like you say - maybe it will calm down when you start adding things like animation and other engine tasks...
Thanks again Dan.
Yeah, I guess the main thing everyone forgetting is that this is a very cut back version of the engine - which is why it's running so fast.
Don't get me wrong though, I think it still does pretty good when you think that each one of those character based models averages around 1100 verts... :)
Are you actually updating the screen every frame? Or are you just updating it when something changes? This could be the reason. I remeber when I did it that way once, it went really fast.
P.S. It's lookin' good!
Spot on EACam - just updating the view as I need to (along with a couple of other things of course).
Helps to keep a healthy frame rate when things aren't needed to be redrawn/refresh.
Well then, that theoretically wouldn't be the FPS, since the FPS is the Frames Per Second, right? :)
lol spodi!! sheesh, getting technical there :)
I guess, when you move the camera around it's updating pretty constantly then - that'd be the best guide for now I guess.
Ok, that explains it...
(but remember...your consumers/buyers/players will never know that, right? hehe)
Lol... But I think it's not right to show the FPS this way...
Yeah. Personally, I use the FPS to see how fast certain things run, like for my particle engine I want to create the best looking effect with the highest FPS, right? Same with the general game.

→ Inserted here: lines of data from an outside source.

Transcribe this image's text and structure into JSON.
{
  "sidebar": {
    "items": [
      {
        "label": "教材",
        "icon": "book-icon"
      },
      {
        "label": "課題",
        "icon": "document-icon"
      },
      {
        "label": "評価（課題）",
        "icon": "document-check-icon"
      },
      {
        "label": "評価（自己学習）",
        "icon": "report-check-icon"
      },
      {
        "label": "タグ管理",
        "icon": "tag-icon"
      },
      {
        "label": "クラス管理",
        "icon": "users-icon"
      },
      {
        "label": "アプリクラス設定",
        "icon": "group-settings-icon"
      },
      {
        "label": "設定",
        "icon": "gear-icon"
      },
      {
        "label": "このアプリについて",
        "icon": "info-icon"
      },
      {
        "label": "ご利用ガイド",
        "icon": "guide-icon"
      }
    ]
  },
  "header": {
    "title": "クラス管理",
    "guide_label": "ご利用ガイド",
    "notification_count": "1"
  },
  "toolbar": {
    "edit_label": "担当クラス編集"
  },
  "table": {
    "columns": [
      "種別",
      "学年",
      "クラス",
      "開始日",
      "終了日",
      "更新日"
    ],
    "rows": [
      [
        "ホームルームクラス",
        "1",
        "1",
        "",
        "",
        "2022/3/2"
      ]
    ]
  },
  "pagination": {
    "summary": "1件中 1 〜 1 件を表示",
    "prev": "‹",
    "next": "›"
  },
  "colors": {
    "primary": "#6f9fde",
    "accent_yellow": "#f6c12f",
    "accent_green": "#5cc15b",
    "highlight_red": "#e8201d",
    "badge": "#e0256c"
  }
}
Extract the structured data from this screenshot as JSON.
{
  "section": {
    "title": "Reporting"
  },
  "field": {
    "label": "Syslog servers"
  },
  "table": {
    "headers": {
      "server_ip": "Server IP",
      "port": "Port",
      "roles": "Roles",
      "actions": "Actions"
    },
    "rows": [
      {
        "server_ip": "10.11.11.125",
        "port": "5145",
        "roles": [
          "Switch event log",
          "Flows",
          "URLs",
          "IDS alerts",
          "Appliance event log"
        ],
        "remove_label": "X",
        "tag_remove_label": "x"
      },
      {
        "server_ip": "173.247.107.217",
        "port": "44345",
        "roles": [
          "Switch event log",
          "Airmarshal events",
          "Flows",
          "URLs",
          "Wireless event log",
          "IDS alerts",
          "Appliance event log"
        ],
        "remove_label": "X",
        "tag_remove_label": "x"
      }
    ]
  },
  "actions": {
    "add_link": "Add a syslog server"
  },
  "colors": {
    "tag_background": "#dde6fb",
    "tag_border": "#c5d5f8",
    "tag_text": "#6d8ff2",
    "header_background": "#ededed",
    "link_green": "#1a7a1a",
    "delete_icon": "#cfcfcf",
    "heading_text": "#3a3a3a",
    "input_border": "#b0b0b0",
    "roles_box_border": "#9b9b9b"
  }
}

Having 100k+ fps while standing still and 10fps while moving doesn't really give a good show if you're doing things right.
I guess, in my opinion, the FPS loses it's purpose in that way.
Still, if you're doing something that constantly needs the frame refreshed (i.e. rotating the camera) then it will give you an exact indication of the frame rate - which (on my pc anyway) remains rather high (drops a little but no where near 10 ;) ). At the moment the full engine runs at about 913 (hovers between 902 to 920) or so on my pc and about 1200 or so on my friends pc. But there is still a lot more to go into this yet.
I understand what you guys are saying, I always just thought it was really an indication of how many game loops per second (which would then take into account path finding, collision detection, AI and anything else you'd be checking in the main loop). Which would end up not being a true indication of the frames anyway.
I'm really sorry dude, but it doesn't work on my computer (of course, nothing VB I try does anyway :)
It starts, but when I press Build World and enter a name, it gives me errors (i don't remember what they were, but probly the same as what Eric got [first post]).
Windows XP Pro
NVidia Vanta (graphics card)
512 MB RAM